And I'm convinced it's a cause for optimism and confidence. Confidence, not only in yourself, but more importantly in everyone else. After four years, we can look around and say that we've all made it. We've made it in very different ways, we don't all necessarily get along, but we're reassured by each other's ability to get by, or actually do a hell of a lot more than just get by. And we did it in a way that worked for each of us. We've learned, or at least tested, the fact that there won't ever be just one "right way" through life. I mean it's a ridiculous proposition. I think Mark Twain was on to the same thing when he claimed, "Clothes make the man. Naked people have little or no influence on society." Now there's a little sarcasm in Mr. Twain's remark, and I think this campus has shown as well as any other that a little naked run here or there doesn't do much to discredit a person's opinion in the classroom.

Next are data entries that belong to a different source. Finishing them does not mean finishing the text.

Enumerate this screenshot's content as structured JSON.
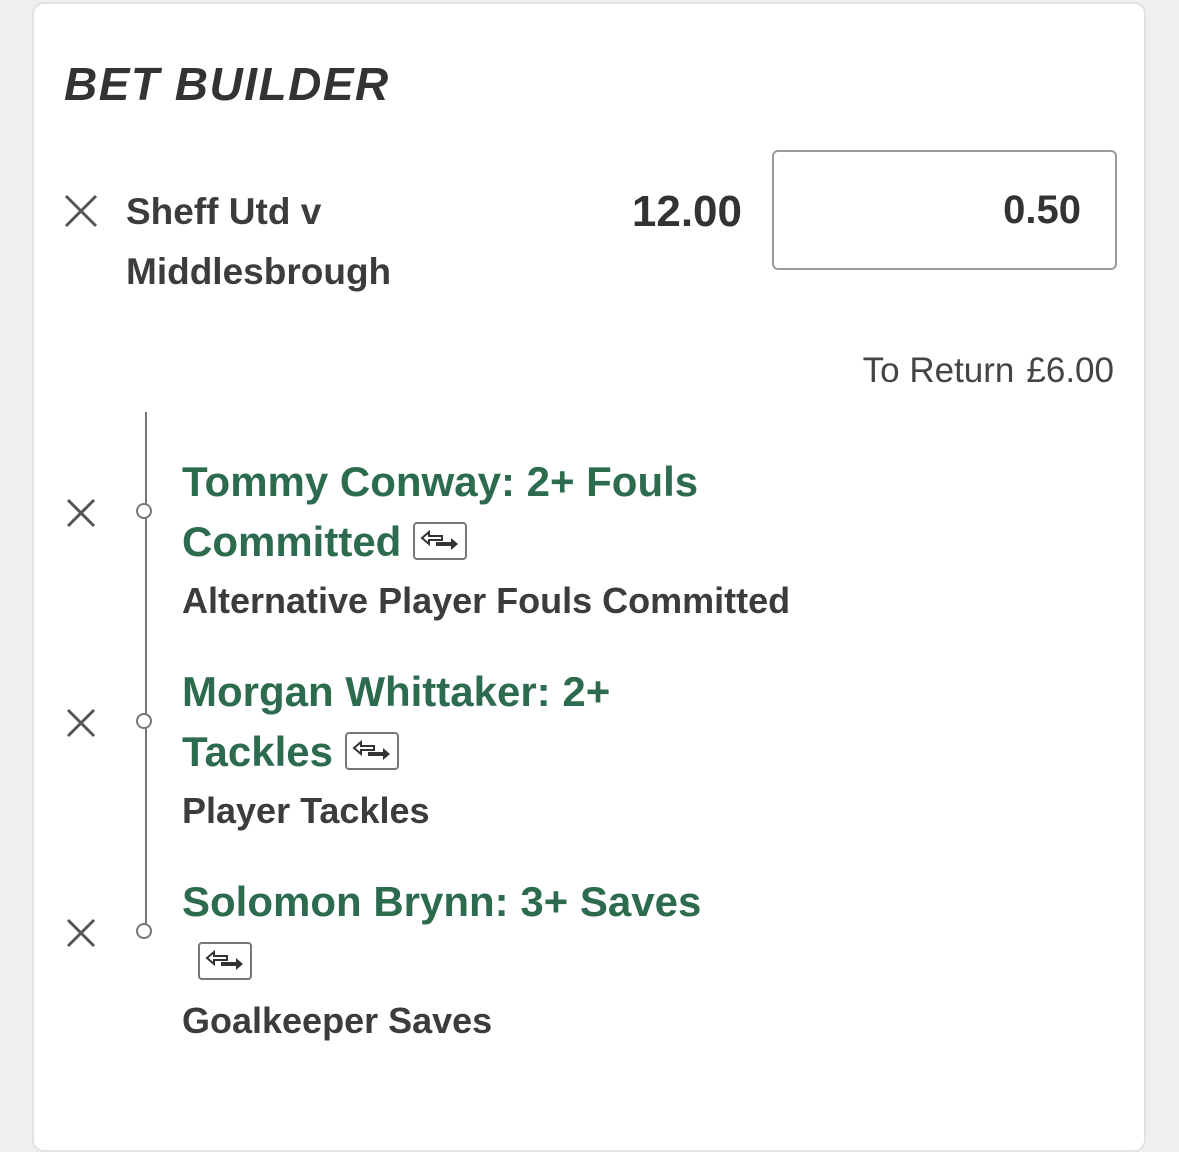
{
  "bet_builder": {
    "title": "BET BUILDER",
    "match": "Sheff Utd v Middlesbrough",
    "odds": "12.00",
    "stake": "0.50",
    "to_return_label": "To Return",
    "to_return_amount": "£6.00",
    "selections": [
      {
        "title": "Tommy Conway: 2+ Fouls Committed",
        "market": "Alternative Player Fouls Committed"
      },
      {
        "title": "Morgan Whittaker: 2+ Tackles",
        "market": "Player Tackles"
      },
      {
        "title": "Solomon Brynn: 3+ Saves",
        "market": "Goalkeeper Saves"
      }
    ]
  },
  "icons": {
    "remove": "close-icon",
    "swap": "swap-icon"
  },
  "colors": {
    "selection_green": "#2d6b4e",
    "text_dark": "#333333",
    "timeline_gray": "#777777"
  }
}
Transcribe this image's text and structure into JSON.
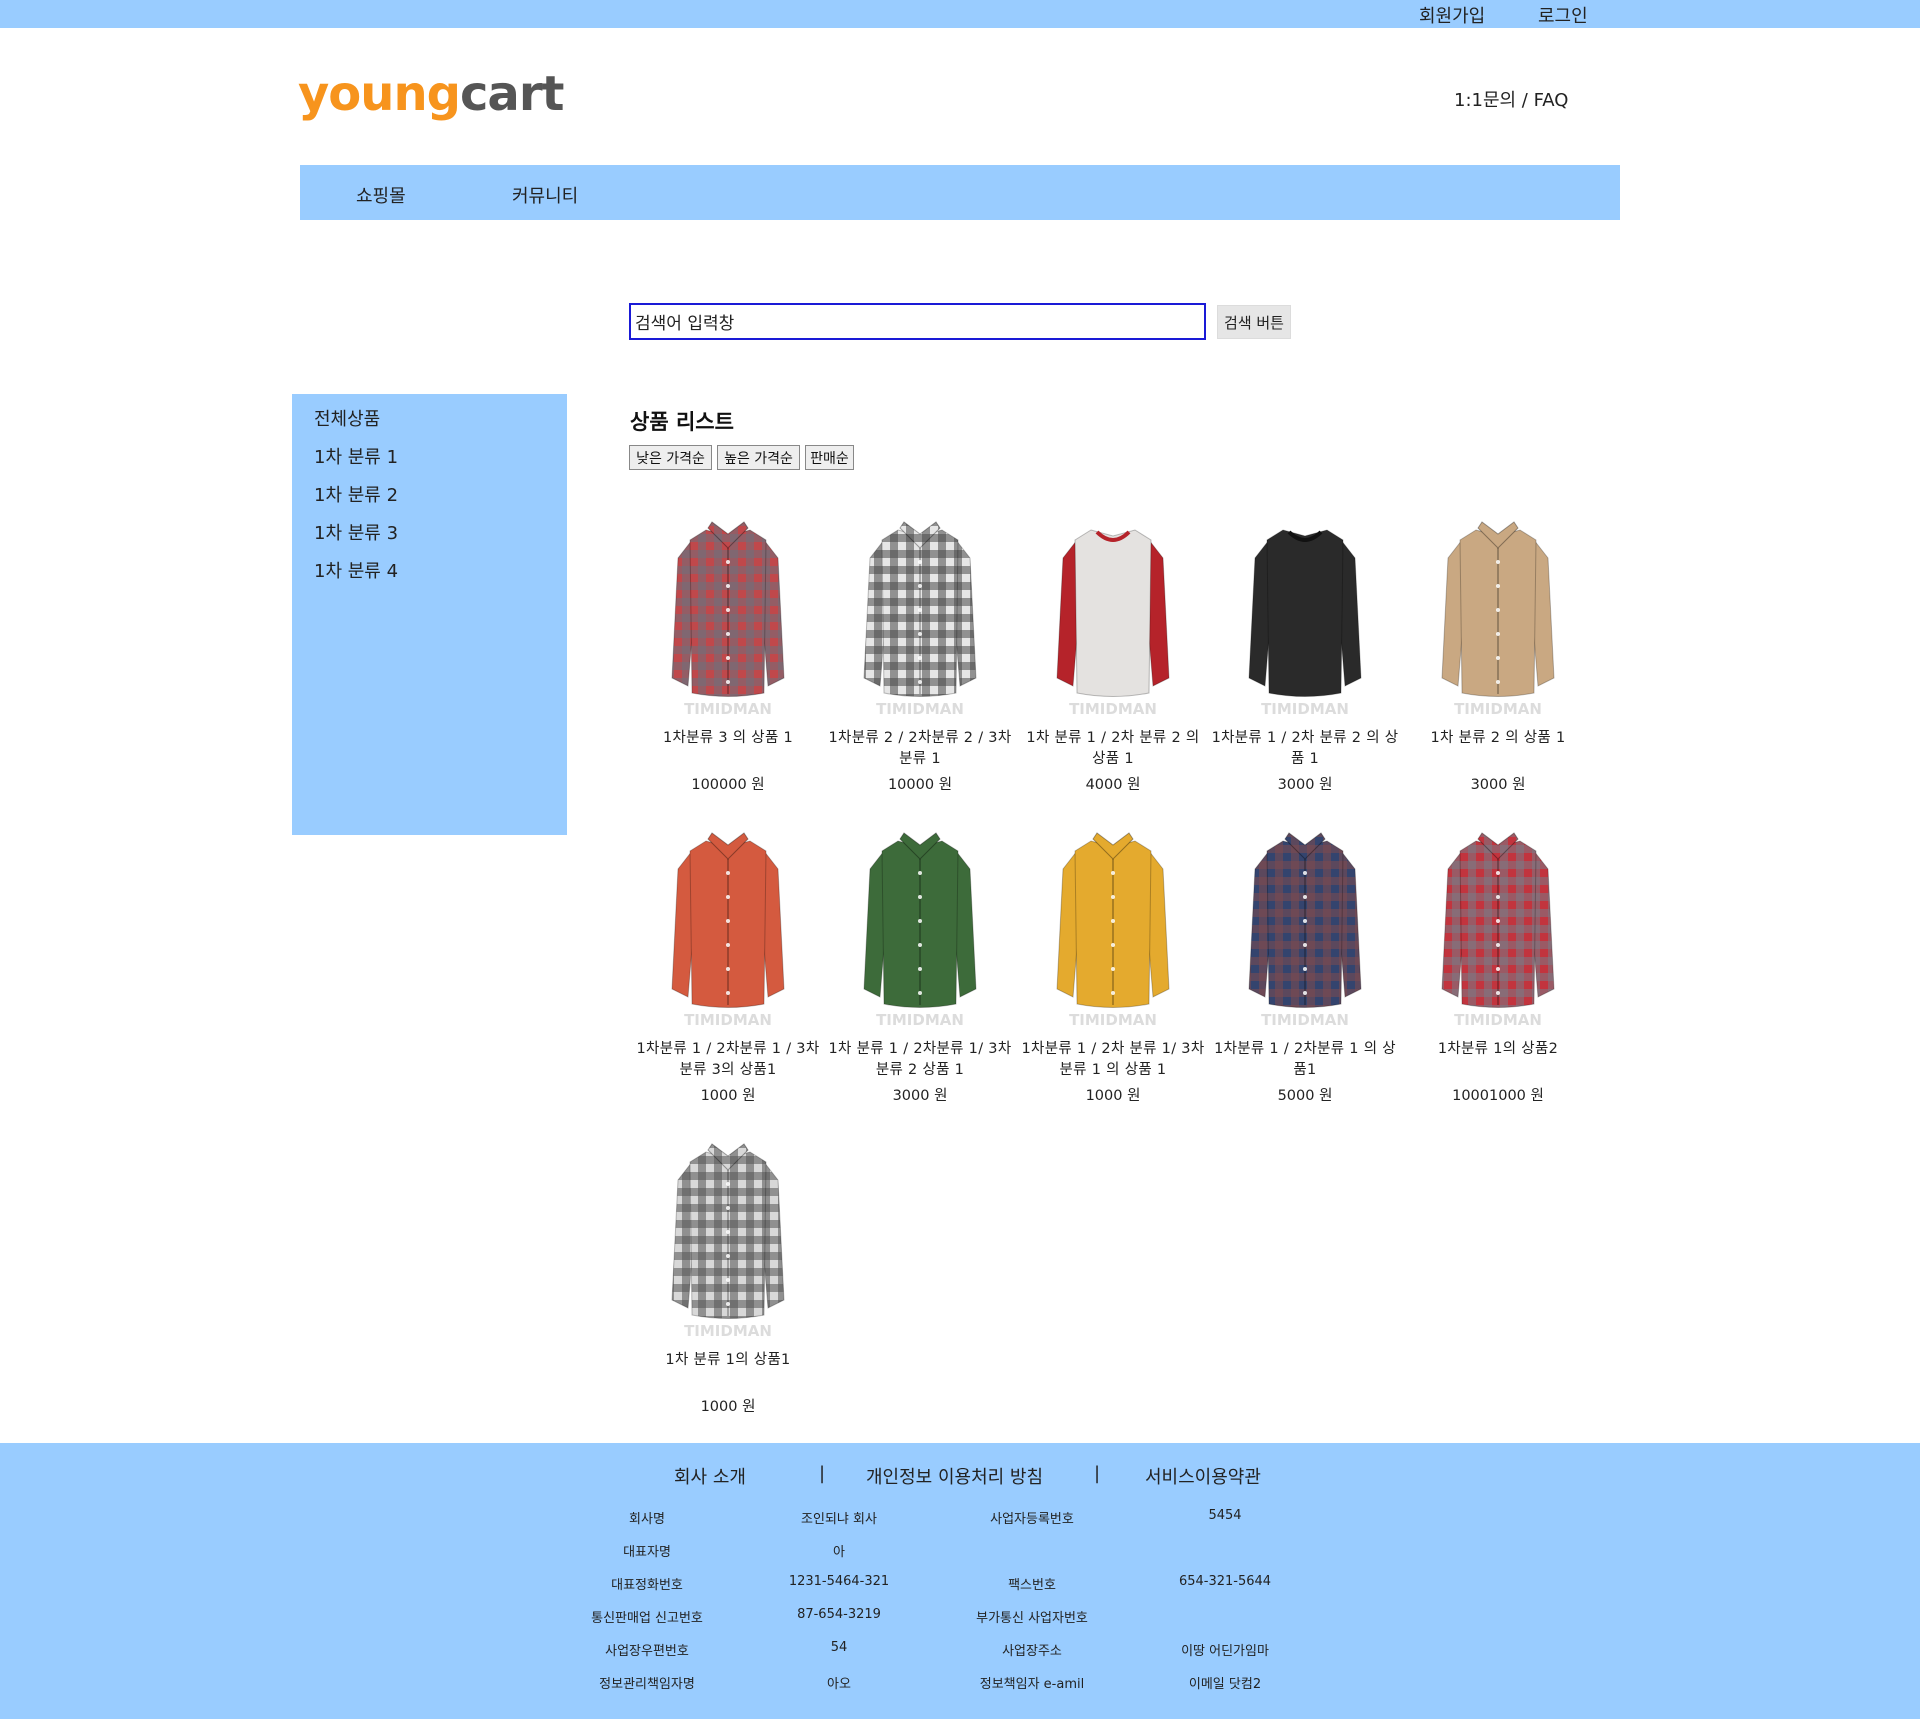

But these little nuggets of wisdom we've supposedly picked up along the way haven't always been immediately apparent. We have to go back, really remember where our mind was at, say five or 10 years ago, to see just how far we've come. When I was about 11 years old, I was a pretty self-confident little guy, and I thought of this word: "truthemist." That's what I called myself. I was a truthemist because I didn't believe in optimism or pessimism, half-full, half-empty. I believed in the facts, because the facts didn't lie. The glass was halfway: halfway full if you were filling it up, halfway drunk if you were drinking it down. But then this so-called bubble of ours somehow introduced the idea of perspective. Because, and anyone who's taken stat can back me up here, one fact can tell plenty of stories.
So when uncertainty arises, when a problem needs to be addressed, what matters is what we, each one of us, bring to the table. There was 9/11, there was (and still is) the war in Iraq. The death of Arafat. Genocide in the Sudan. Tsunamis in Southeast Asia. Blizzards right here in Vermont. The fall of the A-frames, and the rise of the Commons. Again, it's not about where you stand; it's about standing at all. It's about having the optimism and confidence that others, like you, have a genuine interest in standing up, too. It's about having the tolerance to really listen to their side, and finally, it's about using our heads and our hearts in forming our own views.
A professor of mine claimed that college is not about imposing a system of values; it's about creating a dialogue so that people can come to their own conclusions. Middlebury has been that dialogue; in class discussions, on the playing field, from our cramped freshman dorms to our posh senior housing. So let's take that optimism, let's take that confidence, and let's wear it on our sleeves wherever we go. And remember, even our education is not a fact, it's a perspective: it conceals from the ignorant, and illuminates for those who really choose to see, the limits of what we as individuals know. Together I think we've moved beyond those limits, and I wish you all the best. Thank you.